Visiting An African Village
It is the image of village life, of people in mud huts with thatched roofs that first drew me to Africa; an image perpetuated by western television that fascinated me by the various innovative ways other chose to live their lives.
It is difficult to speak in generalities, but when it comes to using natural resources to improve ones’ standard of living, Africa stands alone.
The sheer style, diversity, and practicality of habitat puts the African continent in a class by itself, and this is only speaking about housing constructed from natural materials.
To address the issue of generality, of course, many Africans live in large modern homes with all the technical conveniences this entails, but overall the majority of people live quite comfortably in homes made from organic materials.
Some out of economic necessity, and others by personal preference. Either way this mode of life needs to be not just considered, but studied.
The only other continent about which such a statement could be made would possibly be the Arctic where the Inuit and Inupiaq people of the far north who used to make homes of snow and ice.
Now mostly live in prefabricated housing provided by their governments, only using snow caves and igloos when they go out to hunt for prolonged periods.
The people of Africa have made a high art form of living in harmony with their surroundings.
This in turn has given the entire world a model to copy when it comes to both architectural style and utility, not to mention having a minimum impact on the environment.
This type of housing of course, was the only alternative to early man who chose to cease living in caves.
But over the millenniums, while societies across the planet progressed, and technical advances changed the building materials and advanced the possibilities of housing comforts.
Live in the Old Way
It was the people of Africa more than any place else that chose to live the old way.
While much of this topic was simply a matter of economics in which the people just could not afford more advanced housing, for many people it was an adherence to tradition, and respect for the ways of their ancestors.
The Ancient Culture of Africa
Where in Africa, respect for ancient cultures is still paramount. This involves not only ritual, dance, oral history, costume, and religious belief, but architecture as well.
The indigenous architecture I am referring to usually involves an interior support system of wood, primarily tree branches that form the basic shape of the structure over which as a general rule a mixture that can include local clay, mud, animal dung, and dry grass is spread, and dries in a matter of hours.
Thatch, which is simply plants or dry stalks, are usually woven together to make a weather tight roof. This is often quite a piece of art as master weavers have integrated designs into their work.
The average African living on the savannah can look around and find materials to construct a comfortable dwelling in hours, and complete it in a couple of days.

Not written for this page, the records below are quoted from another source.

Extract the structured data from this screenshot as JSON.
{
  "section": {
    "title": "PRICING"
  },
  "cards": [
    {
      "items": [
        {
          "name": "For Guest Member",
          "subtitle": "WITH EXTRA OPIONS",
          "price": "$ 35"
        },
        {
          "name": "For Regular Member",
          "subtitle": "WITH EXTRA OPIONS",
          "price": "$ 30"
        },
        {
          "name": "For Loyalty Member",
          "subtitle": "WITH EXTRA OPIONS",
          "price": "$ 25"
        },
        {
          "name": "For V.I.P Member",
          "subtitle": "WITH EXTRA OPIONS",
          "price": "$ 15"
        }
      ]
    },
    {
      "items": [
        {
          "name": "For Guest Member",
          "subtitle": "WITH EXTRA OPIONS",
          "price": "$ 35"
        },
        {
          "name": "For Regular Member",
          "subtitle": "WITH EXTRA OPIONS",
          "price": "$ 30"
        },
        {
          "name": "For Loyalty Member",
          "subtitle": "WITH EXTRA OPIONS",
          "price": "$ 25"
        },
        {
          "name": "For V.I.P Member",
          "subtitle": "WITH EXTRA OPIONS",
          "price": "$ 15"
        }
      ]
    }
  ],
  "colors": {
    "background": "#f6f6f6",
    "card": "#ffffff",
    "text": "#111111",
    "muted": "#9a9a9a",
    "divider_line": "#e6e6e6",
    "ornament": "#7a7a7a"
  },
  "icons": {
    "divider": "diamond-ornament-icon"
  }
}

In the so called “modern” world, this is an impossible feat where erecting a structure not only takes weeks or months but is also an invasion of the natural surrounding whatever they may be, not to mention an entire infrastructure needed to support the construction project.
In West Africa I have stayed at a village that was one complete structure of more than 100 rooms, all made from sun dried clay, complete with the floors, remarkably similar to that of the Anasazi of the American southwest.
In the great cities of Timbuktu and Djenne in Mali, not only are the giant mosques and universities made of mud, but so are the entire cities.
I have visited villages whose homes were made entirely from tree branches and others that were made from palm fronds, and found that most of these could be lifted intact.
It is relocated to another area with no damage to the structure, and leaving no trace that they ever existed on their original spot.
I have stayed among nomads who made shelters out of nothing more than dried grass that were quite livable for weeks at a time, and been in remote deserts where tents were sewn together using camel hides stretched over a wooden frame.
Spending Nights in A Hut
I have spent nights in huts made entirely from strips of bark peeled from trees and even stayed at the base of a volcano where the houses were made from petrified magma with grass roofs.
This combination of organic materials has proven over the centuries to be more than just practical, but a necessity to shelter families in areas where due to lack of infrastructure they would otherwise be at the mercy of the elements.
These homes are warm in the winter; cool in the summer, easily and quickly constructed, and for nomadic cultures, when the time comes to move on, they are simply abandoned, to return to the earth that provided them, eventually leaving no footprint on the earth.
This cannot be said of modern high rises or the modernistic architecture of the western world.
To those travelers who look at a family living in a mud hut and think them poor, I say you do not understand.
These people are true environmentalists who exist in harmony with their surroundings and would not trade their homes for a “modern” dwelling for any price.
This westerner who was born into a world of mortgages, insurance, security systems, utility bills, support teams of gardeners, housekeepers and maintenance workers, often turn my thoughts turn towards Africa and make me think, “What if?”
Africa has always remained true to its origins and traditions and more than anyplace else, this has always been manifested in the homes of its people.
This is the image the world has of Africa. It is the face of its heritage that visitors wish to see before the advance of modern society replaces it forever.
About the author: James Michael Dorsey is an explorer, author, and photographer with extensive travels in 44 countries.
Most of his journeys are far off the beaten path to record indigenous cultures that he uses as a vehicle to explore the relationship between man and the environment.